___ Source records
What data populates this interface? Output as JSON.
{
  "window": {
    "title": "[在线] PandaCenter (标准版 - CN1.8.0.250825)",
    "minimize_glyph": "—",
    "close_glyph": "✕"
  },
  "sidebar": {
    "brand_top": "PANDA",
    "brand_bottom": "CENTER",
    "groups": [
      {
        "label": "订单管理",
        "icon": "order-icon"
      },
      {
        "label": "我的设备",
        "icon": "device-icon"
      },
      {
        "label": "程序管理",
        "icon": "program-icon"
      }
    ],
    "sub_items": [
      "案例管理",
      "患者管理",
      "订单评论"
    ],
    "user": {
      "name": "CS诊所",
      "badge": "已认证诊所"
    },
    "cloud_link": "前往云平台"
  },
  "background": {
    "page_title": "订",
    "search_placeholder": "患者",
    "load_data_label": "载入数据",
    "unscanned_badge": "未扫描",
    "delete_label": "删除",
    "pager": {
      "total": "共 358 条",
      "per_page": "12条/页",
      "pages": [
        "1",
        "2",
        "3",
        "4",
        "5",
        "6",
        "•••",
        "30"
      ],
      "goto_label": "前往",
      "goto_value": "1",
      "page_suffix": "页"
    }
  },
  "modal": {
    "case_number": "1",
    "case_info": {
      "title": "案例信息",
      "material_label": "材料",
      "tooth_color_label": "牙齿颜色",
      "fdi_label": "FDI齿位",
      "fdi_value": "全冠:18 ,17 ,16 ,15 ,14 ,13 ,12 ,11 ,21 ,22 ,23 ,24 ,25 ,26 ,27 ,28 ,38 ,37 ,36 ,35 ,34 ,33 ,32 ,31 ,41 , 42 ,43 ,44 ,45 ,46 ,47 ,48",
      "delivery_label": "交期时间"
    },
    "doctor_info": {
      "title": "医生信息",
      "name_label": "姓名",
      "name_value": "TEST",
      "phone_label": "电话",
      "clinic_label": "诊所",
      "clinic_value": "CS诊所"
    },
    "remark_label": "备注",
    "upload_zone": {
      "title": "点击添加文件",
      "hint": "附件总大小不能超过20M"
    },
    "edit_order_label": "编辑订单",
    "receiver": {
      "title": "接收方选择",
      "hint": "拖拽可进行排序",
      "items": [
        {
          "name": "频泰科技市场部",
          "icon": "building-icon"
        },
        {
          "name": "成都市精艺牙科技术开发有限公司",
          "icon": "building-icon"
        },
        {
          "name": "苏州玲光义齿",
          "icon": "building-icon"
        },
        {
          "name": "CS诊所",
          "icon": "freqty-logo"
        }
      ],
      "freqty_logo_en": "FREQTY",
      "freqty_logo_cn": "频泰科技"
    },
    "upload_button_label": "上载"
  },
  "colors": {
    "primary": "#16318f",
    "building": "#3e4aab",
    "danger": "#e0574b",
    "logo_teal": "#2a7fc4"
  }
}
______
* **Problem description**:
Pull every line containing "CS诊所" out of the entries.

* **Answer to this exercise**:
      "name": "CS诊所",
      "clinic_value": "CS诊所"
          "name": "CS诊所",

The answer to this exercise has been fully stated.